...I work in Buckhannon and the lady who cleans our office was in here late last night as I was still working. She came in very excited that someone was still here so she could share some good news surrounding this incident. I though it was incredibly inspiring, touching, and worth sharing as a testament to God's purpose in all things.
She had a couple relatives who died in the accident, and she knew the family and young man who survived. Randall McCloy apparently has a young family and small children, and those fellow miners who were trapped with him made the decision at least in part to give their oxygen to this young man so he could survive to raise his family. According to her there are notes in several of the deceased miners lunch boxes describing their decision. Her comment was that she knew several of them and that some weren't right with the Lord, but her belief is that the Lord, working in ways we cannot comprehend, opened an opportunity for them to open their hearts to God, and then make an extreme sacrifice of love for another.
Problem? None of this is true.
Final messages in the form of scribbled notes to loved ones were found on some of the miners, but none of their contents (as released to the media) made mention of oxygen being donated to McCloy.
Several months after the accident, when Randal McCloy was sufficiently recovered to release a statement, the story he told was the opposite of the one presented above: At least four of the miners' air packs did not function, so McCloy shared his own rescuer with another miner, and the miners trapped with him shared theirs with the other three men whose own devices did not work:
I have no problem believing that God works in our lives. I do have a problem with people pursuing their own agendas (packing their churches and spreading their personal brand of theology) by lying about the events in a horrible tragedy. From what we hear, the accident is the result of an inherently dangerous situation exacerbated by reduction of government oversight.
As always, God gives us the tools -- infused morality, reason, science -- to help us improve our own lives. And as usual, we refuse to use those gifts. Having failed to use our gifts to improve the lives of our neighbors, we have no right to turn tragedy into triumph with phony recourse to supposed divine intervention.
The Sago miners died because they pursued a dangerous line of work, because industry put profits before safety and because government decided to take a vacation from protecting its citizens.
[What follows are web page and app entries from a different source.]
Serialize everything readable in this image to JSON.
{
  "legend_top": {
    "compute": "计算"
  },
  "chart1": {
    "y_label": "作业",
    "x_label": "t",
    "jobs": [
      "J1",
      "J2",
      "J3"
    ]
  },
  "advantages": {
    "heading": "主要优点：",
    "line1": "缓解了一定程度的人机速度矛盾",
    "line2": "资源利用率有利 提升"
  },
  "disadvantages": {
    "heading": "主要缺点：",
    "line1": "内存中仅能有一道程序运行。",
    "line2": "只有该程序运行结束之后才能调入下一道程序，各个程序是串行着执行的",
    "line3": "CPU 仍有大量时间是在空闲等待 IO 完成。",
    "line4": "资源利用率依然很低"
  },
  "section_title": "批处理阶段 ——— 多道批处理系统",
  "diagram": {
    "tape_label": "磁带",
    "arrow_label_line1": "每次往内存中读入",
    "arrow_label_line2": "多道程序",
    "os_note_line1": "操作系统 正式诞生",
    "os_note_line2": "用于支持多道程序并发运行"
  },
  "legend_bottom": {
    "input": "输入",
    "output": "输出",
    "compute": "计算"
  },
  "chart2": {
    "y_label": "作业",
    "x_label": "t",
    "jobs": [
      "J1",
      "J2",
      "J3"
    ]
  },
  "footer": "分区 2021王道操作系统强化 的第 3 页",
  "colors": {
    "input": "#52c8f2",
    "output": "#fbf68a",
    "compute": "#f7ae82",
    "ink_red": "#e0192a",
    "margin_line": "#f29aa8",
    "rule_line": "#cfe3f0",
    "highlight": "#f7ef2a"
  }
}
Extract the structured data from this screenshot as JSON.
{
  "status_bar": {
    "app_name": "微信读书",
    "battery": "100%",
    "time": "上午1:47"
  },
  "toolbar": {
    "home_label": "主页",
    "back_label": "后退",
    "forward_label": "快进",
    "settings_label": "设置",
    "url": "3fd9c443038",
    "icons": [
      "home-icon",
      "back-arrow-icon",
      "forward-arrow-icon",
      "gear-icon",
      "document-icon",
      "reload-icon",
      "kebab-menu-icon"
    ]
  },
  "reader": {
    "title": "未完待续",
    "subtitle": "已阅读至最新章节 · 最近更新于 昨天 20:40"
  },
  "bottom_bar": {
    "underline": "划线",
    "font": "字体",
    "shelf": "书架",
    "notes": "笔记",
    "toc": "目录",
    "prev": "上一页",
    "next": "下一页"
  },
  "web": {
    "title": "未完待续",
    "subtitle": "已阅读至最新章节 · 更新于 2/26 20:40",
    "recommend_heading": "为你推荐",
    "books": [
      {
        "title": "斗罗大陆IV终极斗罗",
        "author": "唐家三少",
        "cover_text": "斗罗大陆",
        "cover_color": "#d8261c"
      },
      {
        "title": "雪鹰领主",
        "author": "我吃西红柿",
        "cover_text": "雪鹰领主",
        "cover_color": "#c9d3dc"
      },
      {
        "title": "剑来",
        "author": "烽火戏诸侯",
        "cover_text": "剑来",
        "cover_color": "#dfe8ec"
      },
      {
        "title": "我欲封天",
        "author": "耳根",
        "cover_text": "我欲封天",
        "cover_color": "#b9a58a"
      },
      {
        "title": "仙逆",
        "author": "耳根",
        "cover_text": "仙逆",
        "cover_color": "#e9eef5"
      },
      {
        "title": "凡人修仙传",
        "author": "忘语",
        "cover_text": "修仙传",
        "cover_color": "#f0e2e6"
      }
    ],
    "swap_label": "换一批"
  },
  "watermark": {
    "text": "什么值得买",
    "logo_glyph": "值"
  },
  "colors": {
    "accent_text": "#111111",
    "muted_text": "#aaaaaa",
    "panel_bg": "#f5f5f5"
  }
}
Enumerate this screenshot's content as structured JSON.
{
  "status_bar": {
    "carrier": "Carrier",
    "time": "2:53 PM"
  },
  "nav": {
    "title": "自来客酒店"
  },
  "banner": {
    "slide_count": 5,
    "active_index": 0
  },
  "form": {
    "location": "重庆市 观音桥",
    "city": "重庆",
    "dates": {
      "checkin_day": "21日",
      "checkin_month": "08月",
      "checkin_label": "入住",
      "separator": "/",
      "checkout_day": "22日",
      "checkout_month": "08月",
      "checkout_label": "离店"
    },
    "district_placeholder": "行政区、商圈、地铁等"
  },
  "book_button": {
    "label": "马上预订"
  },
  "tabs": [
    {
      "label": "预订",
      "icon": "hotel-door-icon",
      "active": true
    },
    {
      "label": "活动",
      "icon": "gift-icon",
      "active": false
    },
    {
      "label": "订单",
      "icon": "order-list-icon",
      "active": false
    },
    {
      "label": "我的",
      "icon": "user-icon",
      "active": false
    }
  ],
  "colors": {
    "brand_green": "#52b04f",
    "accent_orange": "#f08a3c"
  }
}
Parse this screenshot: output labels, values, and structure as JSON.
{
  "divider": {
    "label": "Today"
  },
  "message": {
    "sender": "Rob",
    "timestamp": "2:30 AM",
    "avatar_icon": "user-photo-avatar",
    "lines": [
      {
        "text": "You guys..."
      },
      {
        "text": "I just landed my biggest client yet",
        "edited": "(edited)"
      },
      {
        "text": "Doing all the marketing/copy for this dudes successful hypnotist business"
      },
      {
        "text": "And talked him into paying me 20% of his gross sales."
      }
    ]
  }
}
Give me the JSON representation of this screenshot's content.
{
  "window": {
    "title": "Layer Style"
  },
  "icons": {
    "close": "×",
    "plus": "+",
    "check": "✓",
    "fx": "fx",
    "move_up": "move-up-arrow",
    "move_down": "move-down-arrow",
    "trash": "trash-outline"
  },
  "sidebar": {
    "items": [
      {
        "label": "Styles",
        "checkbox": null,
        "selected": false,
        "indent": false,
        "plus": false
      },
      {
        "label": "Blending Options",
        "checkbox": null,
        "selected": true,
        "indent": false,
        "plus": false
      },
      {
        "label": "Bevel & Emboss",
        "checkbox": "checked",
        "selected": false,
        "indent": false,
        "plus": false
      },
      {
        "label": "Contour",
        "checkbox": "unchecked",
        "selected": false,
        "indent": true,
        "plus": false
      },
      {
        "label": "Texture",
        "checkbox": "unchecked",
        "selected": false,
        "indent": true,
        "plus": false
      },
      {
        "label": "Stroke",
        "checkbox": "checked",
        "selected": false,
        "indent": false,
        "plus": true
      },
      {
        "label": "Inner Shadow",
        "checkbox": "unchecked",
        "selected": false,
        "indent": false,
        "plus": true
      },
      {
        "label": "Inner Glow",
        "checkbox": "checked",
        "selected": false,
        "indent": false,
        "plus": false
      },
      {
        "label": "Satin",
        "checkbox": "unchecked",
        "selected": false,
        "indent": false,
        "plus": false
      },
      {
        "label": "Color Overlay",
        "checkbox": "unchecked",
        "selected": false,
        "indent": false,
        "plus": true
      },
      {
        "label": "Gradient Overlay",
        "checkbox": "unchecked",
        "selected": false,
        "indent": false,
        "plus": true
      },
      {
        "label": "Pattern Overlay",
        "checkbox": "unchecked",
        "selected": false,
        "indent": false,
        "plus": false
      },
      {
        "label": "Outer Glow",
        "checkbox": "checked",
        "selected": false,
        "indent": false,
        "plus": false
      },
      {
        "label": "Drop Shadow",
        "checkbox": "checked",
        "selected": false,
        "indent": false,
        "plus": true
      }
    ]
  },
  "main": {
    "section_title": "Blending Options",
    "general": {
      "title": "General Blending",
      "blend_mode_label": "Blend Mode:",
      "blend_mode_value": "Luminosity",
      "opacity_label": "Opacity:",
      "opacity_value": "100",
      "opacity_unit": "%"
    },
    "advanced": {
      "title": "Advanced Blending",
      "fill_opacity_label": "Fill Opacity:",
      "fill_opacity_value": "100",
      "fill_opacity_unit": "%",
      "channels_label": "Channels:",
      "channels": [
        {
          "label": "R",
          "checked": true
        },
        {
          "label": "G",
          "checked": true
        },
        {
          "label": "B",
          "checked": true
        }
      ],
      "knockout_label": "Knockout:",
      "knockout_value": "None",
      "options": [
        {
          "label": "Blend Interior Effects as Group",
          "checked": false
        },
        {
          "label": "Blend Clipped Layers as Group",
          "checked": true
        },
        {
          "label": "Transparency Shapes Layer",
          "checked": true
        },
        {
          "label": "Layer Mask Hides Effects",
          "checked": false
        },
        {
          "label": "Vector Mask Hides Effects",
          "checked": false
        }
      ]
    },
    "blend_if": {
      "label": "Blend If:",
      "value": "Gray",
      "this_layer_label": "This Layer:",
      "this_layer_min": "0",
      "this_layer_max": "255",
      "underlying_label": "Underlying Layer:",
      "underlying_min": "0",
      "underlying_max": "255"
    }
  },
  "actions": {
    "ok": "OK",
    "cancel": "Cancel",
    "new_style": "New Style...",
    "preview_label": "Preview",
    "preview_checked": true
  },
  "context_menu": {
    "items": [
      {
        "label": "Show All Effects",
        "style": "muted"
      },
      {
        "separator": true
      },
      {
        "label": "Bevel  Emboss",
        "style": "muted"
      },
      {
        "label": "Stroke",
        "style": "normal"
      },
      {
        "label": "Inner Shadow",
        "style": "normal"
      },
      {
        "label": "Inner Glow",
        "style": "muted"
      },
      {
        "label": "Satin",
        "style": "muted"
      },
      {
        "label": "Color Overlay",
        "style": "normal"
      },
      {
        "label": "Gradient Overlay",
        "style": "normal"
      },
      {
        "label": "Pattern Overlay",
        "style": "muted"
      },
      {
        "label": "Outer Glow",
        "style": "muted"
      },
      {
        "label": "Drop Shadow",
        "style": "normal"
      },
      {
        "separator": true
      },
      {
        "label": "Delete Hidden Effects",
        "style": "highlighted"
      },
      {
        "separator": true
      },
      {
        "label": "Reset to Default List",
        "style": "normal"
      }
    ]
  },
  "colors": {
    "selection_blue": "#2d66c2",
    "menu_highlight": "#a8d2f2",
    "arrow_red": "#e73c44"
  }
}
What better illustration of St. Paul's dictum that "the wages of sin is death"?
Image: A makeshift memorial for some of the miners killed in the Sago disaster. Getty Images. http://www.npr.org/templates/story/story.php?storyId=5134307